▶ [What you need to do]:
What lines in the records include the string "true"? Return each one.

--- START ---

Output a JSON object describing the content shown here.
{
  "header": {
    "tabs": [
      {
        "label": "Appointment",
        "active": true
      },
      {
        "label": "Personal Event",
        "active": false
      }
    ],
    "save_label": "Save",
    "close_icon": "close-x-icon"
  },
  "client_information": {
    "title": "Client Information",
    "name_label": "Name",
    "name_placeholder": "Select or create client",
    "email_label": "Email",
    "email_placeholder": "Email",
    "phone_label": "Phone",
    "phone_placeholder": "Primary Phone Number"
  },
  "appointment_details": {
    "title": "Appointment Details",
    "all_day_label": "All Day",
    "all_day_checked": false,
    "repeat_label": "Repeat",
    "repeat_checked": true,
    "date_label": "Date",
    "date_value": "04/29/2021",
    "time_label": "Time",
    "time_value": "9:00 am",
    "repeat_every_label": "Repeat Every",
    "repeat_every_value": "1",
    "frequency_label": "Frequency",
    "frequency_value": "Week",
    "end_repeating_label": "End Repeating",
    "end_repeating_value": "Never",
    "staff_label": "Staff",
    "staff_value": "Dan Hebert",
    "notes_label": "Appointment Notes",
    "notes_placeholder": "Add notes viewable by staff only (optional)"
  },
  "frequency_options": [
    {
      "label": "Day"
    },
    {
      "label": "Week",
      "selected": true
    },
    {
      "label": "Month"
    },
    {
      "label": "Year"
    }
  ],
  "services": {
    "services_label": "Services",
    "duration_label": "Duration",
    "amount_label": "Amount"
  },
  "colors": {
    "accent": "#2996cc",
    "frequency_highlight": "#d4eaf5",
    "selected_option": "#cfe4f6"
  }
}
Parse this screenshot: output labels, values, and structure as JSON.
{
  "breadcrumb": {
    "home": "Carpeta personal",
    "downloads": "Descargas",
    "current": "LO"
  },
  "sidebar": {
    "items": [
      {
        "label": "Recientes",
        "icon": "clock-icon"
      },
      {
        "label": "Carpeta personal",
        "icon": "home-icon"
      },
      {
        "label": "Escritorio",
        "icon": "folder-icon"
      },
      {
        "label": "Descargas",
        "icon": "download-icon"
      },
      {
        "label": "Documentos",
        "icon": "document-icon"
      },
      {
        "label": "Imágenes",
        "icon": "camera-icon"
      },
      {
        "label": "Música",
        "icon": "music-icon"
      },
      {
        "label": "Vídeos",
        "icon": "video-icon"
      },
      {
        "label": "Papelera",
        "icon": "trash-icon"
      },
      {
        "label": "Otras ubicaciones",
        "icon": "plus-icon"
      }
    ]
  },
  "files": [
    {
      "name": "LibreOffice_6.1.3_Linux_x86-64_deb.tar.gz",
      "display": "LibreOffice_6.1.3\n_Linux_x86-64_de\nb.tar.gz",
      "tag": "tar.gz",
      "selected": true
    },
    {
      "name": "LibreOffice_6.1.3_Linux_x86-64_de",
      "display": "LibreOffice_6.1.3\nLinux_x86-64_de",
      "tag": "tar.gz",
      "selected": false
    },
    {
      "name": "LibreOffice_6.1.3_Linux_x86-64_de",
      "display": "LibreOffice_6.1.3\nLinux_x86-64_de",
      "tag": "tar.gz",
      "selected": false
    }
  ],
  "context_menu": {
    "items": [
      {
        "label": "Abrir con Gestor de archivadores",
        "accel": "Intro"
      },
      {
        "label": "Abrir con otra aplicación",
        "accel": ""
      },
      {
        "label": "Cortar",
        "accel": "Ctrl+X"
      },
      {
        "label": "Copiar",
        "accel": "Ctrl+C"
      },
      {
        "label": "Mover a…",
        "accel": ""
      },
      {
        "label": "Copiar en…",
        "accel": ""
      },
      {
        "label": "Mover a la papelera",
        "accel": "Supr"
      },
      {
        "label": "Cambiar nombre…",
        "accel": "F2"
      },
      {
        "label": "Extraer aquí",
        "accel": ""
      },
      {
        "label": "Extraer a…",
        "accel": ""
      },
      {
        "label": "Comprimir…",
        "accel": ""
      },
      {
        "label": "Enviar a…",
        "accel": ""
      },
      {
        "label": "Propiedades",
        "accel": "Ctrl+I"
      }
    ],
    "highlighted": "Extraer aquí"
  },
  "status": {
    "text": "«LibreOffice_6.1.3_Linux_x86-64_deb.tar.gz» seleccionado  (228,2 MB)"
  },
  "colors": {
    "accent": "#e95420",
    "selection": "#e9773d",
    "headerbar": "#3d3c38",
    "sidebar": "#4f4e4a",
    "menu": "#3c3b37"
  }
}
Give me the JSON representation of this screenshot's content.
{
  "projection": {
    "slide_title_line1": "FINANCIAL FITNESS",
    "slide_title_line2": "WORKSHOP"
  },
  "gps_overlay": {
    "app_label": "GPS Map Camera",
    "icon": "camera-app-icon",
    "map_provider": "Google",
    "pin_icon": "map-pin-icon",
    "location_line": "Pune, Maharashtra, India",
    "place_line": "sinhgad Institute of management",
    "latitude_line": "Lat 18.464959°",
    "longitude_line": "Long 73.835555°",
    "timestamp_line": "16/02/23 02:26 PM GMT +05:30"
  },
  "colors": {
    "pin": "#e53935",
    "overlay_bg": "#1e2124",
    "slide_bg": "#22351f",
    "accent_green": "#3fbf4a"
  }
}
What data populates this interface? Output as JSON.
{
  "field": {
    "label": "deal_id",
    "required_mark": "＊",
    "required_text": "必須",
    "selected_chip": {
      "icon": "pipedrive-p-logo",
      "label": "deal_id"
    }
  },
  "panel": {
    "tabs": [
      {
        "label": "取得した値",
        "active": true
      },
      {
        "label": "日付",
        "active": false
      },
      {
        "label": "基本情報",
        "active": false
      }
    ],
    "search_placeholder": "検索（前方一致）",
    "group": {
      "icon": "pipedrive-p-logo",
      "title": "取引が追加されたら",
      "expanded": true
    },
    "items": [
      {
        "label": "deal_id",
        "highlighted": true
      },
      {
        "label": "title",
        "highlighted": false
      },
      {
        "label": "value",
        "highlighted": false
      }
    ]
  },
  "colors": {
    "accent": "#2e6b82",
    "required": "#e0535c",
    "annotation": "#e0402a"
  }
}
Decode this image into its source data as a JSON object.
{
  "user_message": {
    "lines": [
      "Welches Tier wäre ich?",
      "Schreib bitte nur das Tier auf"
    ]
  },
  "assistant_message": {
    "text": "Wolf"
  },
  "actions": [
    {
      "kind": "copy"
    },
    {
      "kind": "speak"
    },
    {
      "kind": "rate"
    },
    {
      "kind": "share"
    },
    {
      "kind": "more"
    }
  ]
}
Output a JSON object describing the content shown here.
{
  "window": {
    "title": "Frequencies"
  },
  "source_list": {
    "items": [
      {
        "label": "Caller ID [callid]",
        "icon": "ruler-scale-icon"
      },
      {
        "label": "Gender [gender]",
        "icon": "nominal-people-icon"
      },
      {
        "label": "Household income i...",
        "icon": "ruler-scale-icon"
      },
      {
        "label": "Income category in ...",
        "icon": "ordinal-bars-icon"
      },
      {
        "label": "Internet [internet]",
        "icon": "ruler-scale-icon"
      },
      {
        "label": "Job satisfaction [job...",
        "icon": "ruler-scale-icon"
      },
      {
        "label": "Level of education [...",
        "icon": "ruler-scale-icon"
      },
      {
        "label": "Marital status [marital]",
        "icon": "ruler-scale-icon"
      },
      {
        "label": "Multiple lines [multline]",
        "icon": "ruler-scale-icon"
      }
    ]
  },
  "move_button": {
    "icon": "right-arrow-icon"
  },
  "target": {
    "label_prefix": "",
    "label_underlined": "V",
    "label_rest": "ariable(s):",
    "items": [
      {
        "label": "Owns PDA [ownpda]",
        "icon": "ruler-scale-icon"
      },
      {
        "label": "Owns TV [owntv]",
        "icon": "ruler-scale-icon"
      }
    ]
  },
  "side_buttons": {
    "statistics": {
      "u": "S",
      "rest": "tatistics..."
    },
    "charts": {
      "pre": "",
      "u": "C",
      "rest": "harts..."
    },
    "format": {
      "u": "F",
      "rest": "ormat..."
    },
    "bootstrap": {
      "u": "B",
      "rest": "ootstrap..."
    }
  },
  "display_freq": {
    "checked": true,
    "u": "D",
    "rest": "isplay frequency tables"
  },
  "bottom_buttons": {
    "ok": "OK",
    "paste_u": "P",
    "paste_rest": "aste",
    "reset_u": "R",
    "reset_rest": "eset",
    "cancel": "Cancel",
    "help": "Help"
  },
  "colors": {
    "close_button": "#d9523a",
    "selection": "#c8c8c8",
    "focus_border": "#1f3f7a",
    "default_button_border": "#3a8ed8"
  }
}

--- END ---

▶ [Written answer]:
        "active": true
    "repeat_checked": true,
      "selected": true
      "selected": true
        "active": true
      "expanded": true
        "highlighted": true
    "checked": true,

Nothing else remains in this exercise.